Task brief »
Filter the entries and keep only the lines where the string "Footer" appears.

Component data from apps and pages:
==============================
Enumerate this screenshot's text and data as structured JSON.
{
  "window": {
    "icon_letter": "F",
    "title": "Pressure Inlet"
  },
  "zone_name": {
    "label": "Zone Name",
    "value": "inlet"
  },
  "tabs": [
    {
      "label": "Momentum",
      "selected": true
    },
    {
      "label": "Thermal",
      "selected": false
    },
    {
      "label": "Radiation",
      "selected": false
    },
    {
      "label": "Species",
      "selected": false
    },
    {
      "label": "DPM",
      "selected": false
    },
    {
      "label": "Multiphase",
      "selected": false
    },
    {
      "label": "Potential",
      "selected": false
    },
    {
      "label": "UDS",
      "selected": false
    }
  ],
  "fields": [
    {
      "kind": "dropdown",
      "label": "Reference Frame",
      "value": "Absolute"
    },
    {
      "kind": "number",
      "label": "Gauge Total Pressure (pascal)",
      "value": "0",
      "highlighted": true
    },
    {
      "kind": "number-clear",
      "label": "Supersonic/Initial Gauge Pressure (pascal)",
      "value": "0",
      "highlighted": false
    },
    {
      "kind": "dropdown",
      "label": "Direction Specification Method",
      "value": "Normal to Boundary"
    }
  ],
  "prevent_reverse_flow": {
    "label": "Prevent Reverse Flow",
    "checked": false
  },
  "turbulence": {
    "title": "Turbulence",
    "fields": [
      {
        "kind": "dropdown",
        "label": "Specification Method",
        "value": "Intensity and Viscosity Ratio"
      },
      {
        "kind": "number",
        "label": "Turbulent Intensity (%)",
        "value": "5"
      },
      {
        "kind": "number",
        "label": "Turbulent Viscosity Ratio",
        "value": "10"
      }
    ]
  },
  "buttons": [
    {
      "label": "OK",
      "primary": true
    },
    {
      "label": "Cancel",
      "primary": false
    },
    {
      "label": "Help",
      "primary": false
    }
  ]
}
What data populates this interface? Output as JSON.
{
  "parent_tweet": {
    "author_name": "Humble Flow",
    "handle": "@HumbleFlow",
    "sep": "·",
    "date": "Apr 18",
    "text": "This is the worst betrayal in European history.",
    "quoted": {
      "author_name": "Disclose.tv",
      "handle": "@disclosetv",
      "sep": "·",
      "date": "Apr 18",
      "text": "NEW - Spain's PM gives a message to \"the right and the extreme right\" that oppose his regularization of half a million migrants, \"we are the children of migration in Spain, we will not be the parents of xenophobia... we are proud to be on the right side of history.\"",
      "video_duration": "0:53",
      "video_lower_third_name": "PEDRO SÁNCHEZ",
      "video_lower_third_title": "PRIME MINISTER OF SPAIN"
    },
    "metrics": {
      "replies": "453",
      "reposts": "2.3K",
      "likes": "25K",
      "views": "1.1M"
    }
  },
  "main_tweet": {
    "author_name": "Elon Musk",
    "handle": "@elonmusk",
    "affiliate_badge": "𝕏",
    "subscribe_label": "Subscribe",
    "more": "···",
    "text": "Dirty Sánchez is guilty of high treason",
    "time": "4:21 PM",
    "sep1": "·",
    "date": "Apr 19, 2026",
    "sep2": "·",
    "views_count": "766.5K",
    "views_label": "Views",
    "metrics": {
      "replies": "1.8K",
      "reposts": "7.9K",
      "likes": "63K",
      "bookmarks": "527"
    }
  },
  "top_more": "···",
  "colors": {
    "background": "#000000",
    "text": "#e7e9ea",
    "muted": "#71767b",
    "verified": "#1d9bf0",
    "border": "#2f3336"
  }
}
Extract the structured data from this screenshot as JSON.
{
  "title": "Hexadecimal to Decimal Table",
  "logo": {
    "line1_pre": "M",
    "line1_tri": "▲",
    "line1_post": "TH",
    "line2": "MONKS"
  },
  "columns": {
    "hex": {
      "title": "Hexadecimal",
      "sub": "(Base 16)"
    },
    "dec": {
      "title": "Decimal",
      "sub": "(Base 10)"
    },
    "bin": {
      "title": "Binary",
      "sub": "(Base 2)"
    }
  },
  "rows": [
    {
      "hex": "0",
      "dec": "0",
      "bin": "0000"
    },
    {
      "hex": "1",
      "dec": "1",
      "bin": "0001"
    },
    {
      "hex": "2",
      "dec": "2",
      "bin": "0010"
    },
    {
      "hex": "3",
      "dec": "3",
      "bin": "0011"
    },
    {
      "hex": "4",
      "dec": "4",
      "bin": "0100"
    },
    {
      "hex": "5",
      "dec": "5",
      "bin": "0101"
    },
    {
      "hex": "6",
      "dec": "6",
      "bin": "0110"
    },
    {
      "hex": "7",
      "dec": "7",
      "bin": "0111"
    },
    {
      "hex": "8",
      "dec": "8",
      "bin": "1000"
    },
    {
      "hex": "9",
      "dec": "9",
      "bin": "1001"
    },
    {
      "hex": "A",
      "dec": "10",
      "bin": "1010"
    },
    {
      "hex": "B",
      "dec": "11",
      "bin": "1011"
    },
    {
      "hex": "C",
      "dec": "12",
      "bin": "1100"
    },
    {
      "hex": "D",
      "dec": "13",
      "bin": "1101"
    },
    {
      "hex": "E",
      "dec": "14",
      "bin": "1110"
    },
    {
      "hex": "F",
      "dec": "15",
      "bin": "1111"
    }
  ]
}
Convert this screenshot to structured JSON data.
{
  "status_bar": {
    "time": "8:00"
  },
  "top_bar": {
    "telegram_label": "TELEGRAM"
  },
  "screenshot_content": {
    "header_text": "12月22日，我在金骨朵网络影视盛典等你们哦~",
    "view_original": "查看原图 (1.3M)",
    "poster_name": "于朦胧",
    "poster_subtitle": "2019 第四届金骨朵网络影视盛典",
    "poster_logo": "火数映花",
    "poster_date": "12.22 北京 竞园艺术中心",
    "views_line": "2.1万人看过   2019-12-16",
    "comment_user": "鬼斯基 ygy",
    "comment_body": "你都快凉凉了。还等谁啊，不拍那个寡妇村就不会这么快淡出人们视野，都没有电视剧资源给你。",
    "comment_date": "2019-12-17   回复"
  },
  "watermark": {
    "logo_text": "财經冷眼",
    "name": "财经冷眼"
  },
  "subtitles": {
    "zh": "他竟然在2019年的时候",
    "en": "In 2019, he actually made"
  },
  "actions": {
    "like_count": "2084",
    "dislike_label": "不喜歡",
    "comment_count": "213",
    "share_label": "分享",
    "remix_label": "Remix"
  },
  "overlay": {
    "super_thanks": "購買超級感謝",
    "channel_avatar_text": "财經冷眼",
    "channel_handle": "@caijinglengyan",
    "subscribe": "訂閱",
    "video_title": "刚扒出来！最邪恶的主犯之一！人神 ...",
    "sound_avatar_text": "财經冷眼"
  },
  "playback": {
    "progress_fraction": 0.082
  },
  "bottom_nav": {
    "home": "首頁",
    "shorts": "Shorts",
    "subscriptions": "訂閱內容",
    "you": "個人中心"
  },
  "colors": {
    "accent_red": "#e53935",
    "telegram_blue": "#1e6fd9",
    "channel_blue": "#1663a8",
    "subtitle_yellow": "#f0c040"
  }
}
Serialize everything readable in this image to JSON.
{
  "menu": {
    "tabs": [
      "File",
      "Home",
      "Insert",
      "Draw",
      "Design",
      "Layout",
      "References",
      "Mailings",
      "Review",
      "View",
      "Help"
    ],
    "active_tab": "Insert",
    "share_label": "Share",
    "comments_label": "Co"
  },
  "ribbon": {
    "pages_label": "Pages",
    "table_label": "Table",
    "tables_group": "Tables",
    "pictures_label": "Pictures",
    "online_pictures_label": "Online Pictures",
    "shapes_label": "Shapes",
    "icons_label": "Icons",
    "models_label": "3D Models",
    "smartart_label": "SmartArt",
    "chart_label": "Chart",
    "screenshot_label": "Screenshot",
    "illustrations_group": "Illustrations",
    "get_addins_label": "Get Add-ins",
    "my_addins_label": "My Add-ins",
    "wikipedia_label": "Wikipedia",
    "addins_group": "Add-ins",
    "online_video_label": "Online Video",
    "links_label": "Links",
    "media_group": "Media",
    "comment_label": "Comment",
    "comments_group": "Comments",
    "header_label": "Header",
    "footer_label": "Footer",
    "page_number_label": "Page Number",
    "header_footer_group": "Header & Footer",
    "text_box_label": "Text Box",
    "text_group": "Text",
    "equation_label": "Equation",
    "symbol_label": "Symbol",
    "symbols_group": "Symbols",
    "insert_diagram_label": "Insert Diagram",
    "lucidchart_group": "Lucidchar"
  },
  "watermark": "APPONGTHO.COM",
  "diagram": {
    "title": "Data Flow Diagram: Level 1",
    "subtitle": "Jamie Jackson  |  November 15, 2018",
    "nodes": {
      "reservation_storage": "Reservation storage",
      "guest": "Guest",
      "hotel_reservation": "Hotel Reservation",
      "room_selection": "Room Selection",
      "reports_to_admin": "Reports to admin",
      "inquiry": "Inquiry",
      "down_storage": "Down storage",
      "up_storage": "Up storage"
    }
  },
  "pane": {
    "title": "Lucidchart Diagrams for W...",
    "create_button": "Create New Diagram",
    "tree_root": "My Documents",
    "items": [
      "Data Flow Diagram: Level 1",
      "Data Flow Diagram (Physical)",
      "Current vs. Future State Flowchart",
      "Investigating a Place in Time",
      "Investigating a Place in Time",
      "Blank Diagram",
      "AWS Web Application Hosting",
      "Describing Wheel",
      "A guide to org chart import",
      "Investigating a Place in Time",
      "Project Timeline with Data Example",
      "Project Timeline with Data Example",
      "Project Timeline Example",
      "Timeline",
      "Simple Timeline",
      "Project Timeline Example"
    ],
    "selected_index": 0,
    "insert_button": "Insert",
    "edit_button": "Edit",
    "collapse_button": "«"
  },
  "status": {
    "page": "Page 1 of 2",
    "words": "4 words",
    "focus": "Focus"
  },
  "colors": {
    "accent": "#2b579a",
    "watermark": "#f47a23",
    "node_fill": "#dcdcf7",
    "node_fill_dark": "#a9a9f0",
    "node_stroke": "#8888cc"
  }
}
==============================
Answer below »
    "footer_label": "Footer",
    "header_footer_group": "Header & Footer",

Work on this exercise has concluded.